Around the world, cities are taking a pounding from Covid-19 as travelers are avoiding visiting large conurbations during the global pandemic. In turn, tourism numbers in metropolises have plummeted. In Madrid, tourist arrivals dropped by 63.8% during the first half of 2020.
The components that usually make for a great city escape are now the very reasons travelers are staying away. Crowded museums, restaurants and public transportation aren’t appealing in the time of Covid-19 when we’re encouraged to socially distance ourselves to lower the risk of contagion.
Avoiding the big city
“Many cities have been hit hard by the pandemic, so it’s not a good look to go gallivanting around while people are dying,” says New York-based travel writer and editor Teddy Minford.
Minford canceled a trip to Mexico City in March but is eager to visit as soon as it’s safe to do so. “I’m hoping to travel there as soon as I’m welcome in order to support one of my favorite travel destinations with tourism dollars,” she says.
Mexico has been hard hit by the virus with 761,665 reported cases and 79,088 deaths. The population of Mexico City is estimated at nearly 22 million people making it difficult to avoid crowded places. Trips to Mexico’s capital usually include visits to world-famous museums, street-side taquerias, and day trips out to ancient Indigenious sites such as the Teotihuacán pyramids.
Mexico is open for American tourists but as Minford doesn’t yet feel it’s responsible to visit Mexico City she’s been visiting family in rural areas of the US. “A remote visit feels safer. The chances of accidentally getting somebody sick feels lower simply because you’re barely seeing anybody.”

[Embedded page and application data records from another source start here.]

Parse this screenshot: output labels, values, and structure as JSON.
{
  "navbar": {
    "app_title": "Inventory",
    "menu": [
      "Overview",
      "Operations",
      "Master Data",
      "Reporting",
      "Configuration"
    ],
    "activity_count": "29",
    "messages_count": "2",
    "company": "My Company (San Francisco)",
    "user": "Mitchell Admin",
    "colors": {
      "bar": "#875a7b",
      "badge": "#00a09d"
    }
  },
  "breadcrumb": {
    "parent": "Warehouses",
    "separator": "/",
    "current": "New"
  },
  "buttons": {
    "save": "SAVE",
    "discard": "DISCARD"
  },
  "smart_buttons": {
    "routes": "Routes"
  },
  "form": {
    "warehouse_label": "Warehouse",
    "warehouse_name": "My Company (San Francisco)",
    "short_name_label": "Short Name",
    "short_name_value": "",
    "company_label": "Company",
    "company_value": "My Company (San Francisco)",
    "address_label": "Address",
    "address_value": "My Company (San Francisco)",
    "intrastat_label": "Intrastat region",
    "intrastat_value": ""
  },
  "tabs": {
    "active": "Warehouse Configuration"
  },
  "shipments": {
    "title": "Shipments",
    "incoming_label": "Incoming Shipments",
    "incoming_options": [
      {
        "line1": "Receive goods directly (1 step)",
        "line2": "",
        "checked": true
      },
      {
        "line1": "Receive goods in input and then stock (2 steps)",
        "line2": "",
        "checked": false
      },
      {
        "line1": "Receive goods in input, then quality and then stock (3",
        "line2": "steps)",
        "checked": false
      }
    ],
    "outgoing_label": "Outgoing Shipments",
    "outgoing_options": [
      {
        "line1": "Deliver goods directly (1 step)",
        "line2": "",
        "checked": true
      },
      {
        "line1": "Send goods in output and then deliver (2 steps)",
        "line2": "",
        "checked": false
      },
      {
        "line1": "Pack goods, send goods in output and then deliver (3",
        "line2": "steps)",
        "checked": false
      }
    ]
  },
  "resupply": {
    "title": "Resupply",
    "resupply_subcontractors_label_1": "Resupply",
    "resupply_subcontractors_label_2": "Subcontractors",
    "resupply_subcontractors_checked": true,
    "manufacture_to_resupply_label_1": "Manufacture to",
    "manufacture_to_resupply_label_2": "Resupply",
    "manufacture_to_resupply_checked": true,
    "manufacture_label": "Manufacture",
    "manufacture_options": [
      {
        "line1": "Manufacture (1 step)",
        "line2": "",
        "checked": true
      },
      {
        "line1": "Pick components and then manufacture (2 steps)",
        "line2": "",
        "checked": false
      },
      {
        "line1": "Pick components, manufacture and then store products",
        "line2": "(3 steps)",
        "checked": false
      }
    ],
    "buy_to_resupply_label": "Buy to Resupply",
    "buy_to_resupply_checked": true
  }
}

What’s even open?
The decline in city vacations is a result of people heeding advice regarding avoiding crowds, indoor activities and high-risk attractions. Travelers are also deterred by the fear of getting stuck in a city that’s liable to go back into quarantine.
There’s also uncertainty about which attractions are open for visitors as many major cities are under partial lockdown. “We haven’t booked a single city-focused vacation. Fear of the virus has a lot to do with it, but, it’s about missing out on the actual experiences,” says Sarah Groen, owner of Bell & Bly Travel. For her clients, trips to Chicago, London, Beijing and New York are off the table.
Coronavirus has halted the urban retreat. Hotel occupancy declined 77.6% in municipal markets. Rural counterparts are performing better. For example, the Hilton Garden Inn Auburn in Auburn, NY (pop. 26,000) told CNN Travel that the hotel’s occupancy rates are leading the top 2% of